The New York Times published in interesting piece this week that was among its most popular: I Shared My Phone Number. I Learned I Shouldn’t Have.
In it, the paper’s personal tech columnist Brian X. Chen explained how much information people can get about you with just your phone number. This includes “my current home address, its square footage, the cost of the property and the taxes I pay on it,” as well as past addresses, relatives’ names and past phone numbers.
He is right, but that kind of information is out there for many of us, with or without a phone number. If you have an unusual name, all of it is easy to find without any cell phone number. Even a pretty common name can be isolated on Ancestry.com, and the information vacuumed up. It’s even easier if you are the only person with your name in your entire state, which happens a lot.
The Times says Brian X. Chen lives in San Francisco. There may be more than 100 Brian Chens in the U.S., but in California there appear to be a few Brian X. Chens, one of whom is listed in San Francisco. With or without a phone number, your property ownership is an open book if you own the property in your own name.
If you are interested in keeping your address secret, some steps you could take are:
- Own the property in trust or in the name of a limited liability company. If your name is Joseph L. Sullivan, it would help not to name the trust the Joseph L. Sullivan 2019 Trust. You can name it just about anything you want, and the same goes for LLC’s, as long as the name isn’t already in use.
- Don’t get utility bills sent to the house. Use a PO box or a UPS Store. Be aware that if you use your cell phone to order a pizza to your house, the number will be linked to your home address in commercial databases. Some of that information may make it into web-based services such as the one Chen writes about, but some may be limited to more expensive databases available only by license.
- Use a made-up number when you get discount cards for groceries and pharmacy purchases.
- Don’t say your address in a loud voice into a telephone while talking in public, to be followed by a slow, clear recitation of your phone number. I hear these all the time and not being a criminal, do not act on the information. Others will.
As Chen says, there is no easy answer to counter the trend that we are increasingly identified with our mobile phone numbers, especially if we have given up land lines. His major example of when not to give your number cites Facebook, and I couldn’t agree more.

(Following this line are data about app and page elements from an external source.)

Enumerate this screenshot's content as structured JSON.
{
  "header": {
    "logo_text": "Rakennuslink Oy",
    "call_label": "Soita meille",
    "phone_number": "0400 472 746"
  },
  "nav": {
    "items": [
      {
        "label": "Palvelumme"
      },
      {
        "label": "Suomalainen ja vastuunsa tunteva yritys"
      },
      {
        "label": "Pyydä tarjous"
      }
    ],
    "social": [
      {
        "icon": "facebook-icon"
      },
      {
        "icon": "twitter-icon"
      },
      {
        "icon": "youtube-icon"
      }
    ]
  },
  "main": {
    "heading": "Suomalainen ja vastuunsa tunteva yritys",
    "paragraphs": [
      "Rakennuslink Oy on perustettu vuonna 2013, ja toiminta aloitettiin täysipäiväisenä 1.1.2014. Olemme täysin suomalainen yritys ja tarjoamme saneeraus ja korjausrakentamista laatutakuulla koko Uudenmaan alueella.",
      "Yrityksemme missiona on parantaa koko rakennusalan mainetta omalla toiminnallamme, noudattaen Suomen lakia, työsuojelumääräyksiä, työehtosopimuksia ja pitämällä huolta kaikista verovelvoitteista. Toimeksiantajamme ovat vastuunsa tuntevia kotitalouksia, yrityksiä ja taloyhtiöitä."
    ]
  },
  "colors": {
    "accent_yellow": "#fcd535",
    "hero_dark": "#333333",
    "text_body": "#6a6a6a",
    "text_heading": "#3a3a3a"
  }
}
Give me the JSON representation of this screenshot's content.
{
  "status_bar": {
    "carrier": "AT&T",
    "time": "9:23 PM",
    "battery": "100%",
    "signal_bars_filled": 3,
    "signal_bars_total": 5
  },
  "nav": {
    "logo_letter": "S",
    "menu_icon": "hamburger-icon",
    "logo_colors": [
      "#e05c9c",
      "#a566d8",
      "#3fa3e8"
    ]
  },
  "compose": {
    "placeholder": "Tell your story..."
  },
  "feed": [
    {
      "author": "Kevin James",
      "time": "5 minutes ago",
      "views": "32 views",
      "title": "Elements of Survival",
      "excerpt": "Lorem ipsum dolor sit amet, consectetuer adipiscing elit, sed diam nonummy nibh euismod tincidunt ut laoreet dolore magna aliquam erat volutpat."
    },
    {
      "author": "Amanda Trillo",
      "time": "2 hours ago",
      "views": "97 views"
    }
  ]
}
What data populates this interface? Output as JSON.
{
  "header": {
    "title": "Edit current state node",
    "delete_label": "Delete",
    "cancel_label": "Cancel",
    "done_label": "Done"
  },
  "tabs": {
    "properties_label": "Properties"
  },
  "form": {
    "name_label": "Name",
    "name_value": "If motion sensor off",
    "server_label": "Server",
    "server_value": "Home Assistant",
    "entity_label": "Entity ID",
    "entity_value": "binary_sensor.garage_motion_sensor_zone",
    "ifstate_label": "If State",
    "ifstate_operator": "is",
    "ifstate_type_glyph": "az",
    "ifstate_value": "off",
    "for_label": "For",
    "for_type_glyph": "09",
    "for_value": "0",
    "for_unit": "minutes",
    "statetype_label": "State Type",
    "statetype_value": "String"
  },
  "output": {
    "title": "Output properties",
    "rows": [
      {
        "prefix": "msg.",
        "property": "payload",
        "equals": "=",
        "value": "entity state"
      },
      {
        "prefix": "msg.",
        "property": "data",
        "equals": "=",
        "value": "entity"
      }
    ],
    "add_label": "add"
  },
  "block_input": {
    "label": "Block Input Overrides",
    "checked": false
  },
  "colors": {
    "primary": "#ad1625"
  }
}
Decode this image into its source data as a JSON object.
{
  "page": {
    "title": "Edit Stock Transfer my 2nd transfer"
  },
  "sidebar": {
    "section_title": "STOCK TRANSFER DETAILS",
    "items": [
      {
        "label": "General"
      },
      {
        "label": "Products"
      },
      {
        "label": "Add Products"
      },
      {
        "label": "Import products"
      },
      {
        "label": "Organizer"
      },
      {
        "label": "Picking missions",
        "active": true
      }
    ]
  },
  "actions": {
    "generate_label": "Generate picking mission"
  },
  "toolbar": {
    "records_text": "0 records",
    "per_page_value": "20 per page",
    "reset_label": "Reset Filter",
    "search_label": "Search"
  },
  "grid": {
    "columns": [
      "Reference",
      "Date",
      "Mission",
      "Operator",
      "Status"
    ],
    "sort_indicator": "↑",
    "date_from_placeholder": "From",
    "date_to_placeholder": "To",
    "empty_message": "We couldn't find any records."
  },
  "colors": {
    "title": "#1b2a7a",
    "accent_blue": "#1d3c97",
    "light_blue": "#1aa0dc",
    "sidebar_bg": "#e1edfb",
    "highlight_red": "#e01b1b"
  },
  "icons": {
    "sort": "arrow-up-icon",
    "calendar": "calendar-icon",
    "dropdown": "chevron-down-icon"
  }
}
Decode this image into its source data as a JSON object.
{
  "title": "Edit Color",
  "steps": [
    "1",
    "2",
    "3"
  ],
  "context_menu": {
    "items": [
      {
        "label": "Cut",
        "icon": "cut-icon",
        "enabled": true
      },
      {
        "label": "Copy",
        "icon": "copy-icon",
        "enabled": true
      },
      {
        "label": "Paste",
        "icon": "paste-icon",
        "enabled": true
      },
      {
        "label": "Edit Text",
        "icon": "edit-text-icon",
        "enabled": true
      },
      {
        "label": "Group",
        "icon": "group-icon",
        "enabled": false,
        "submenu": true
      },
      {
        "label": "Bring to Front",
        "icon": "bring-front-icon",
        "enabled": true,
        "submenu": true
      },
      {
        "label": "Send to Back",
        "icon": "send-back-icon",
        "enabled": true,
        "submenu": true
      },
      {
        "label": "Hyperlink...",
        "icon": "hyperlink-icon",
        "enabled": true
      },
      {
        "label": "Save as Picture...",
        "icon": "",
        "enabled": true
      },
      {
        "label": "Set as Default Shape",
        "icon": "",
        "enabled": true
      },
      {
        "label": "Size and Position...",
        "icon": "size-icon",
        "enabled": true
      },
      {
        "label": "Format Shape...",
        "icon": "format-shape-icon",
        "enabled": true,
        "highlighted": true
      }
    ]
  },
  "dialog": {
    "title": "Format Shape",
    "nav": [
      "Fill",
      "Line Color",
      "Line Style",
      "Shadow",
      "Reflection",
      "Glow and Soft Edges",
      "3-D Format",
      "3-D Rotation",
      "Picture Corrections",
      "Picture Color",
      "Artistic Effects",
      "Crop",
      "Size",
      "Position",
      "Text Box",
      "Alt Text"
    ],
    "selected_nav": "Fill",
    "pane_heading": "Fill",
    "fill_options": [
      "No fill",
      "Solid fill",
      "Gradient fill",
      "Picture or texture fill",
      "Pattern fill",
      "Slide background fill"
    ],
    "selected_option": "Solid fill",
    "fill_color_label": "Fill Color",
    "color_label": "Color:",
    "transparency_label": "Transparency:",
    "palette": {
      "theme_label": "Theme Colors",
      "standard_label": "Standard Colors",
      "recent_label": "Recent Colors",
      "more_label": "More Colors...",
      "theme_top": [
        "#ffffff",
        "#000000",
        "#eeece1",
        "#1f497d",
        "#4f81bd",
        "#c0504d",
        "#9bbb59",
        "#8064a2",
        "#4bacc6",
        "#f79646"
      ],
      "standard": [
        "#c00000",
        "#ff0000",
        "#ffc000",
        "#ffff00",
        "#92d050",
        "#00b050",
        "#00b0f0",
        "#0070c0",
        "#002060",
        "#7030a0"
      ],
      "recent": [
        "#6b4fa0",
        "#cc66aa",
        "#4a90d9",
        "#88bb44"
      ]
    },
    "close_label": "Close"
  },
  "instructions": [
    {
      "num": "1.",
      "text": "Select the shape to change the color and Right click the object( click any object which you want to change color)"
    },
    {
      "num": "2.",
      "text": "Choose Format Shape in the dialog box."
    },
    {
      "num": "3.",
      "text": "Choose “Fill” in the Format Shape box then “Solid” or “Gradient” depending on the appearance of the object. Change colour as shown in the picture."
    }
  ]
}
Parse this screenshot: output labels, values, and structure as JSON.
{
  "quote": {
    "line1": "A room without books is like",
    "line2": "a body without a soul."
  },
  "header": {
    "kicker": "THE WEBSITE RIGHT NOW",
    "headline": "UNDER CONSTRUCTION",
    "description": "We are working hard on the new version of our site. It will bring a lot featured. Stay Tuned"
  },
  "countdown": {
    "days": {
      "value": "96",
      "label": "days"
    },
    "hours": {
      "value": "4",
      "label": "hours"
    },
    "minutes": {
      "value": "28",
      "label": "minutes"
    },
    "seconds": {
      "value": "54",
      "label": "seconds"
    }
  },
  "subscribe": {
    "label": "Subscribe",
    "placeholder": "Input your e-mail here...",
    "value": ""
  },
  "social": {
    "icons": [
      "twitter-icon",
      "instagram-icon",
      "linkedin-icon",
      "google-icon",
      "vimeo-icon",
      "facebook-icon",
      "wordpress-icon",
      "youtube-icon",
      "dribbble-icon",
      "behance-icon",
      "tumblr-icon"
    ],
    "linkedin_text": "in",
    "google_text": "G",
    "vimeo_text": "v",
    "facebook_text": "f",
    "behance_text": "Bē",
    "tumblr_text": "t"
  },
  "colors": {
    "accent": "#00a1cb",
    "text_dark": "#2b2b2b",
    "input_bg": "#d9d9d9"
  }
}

But what if you want to reserve a table at a restaurant? They often need a phone number, which is then available to a large number of restaurant employees. Here in New York, many of us get our dry cleaning delivered home, with a cell phone number to pull up our account. If I don’t trust these people with a phone number, does it make sense to give them a credit card number?
It’s true that hackers can do a lot of damage with the public records available in the U.S., but one thing Chen didn’t suggest that I have been doing for a long time is: make the answers to your password-recovery security question something that is not easily found on the internet. If mother’s maiden name is something easily found on line (don’t forget about on-line obituaries), don’t make it what someone needs to reset your banking password.
Try something like the name of your first school, or (unless you put it all over social media), the city where you honeymooned. If you’re not married, pick the city where you would like to have a honeymoon.
I wrote in my book The Art of Fact Investigation We often say that a Google search is not enough to do a good investigation because only a small amount of what you know about yourself is on Google. Everywhere you’ve ever lived? The names of best friends for third grade? All you old bosses?
Use that information to your benefit and the crooks will have a harder time hacking into your electronic life today.